* [TASK TO COMPLETE]:
In the records that come next, find every line with "stats". Return those lines.

(Component data from apps and pages)
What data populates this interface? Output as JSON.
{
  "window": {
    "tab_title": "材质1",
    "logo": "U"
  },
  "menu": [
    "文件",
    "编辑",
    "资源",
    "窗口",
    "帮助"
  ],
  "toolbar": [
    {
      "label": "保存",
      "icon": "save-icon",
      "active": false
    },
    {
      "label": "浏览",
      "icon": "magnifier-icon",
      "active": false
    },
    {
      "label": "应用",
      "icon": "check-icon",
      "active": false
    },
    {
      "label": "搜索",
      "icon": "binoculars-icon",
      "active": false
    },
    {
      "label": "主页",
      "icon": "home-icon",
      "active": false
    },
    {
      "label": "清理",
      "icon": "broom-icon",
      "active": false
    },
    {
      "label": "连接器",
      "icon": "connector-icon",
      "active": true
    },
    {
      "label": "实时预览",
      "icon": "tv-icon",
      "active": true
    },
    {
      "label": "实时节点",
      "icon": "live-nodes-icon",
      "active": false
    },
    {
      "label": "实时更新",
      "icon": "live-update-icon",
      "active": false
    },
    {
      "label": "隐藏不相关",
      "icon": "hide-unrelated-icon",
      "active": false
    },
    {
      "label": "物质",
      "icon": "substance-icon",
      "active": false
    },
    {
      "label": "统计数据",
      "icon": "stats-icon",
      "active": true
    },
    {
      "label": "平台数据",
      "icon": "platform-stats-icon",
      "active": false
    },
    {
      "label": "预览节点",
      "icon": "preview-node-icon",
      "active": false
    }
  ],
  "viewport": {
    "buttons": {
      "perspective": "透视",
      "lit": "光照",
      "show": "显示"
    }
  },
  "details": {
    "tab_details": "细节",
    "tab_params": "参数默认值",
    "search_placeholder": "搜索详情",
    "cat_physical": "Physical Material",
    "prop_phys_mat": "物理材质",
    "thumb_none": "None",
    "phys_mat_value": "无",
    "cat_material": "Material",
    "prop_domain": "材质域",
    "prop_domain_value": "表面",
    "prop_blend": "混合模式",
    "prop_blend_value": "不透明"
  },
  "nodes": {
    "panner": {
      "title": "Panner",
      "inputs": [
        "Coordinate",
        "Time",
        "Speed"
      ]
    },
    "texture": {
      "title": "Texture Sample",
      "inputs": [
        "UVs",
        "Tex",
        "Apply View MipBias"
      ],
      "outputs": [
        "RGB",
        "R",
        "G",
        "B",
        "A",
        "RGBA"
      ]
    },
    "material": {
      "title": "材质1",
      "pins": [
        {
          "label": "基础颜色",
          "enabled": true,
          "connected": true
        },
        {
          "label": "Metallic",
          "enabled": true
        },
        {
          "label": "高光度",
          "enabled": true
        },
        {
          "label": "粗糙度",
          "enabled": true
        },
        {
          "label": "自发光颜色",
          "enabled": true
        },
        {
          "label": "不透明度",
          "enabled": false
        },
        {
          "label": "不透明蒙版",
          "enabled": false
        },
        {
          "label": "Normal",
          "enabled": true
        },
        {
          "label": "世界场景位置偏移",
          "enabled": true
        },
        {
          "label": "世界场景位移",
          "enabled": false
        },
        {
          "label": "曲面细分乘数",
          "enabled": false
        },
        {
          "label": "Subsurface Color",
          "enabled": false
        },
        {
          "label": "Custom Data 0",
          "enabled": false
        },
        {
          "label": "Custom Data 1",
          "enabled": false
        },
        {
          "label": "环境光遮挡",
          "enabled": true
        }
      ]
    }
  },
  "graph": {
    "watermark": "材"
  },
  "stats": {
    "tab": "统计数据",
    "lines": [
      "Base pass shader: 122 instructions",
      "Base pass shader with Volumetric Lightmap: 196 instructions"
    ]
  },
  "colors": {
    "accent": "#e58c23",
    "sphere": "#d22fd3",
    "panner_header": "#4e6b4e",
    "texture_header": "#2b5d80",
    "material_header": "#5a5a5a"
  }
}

* [COMPLETED TASK]:
      "icon": "stats-icon",
      "icon": "platform-stats-icon",
  "stats": {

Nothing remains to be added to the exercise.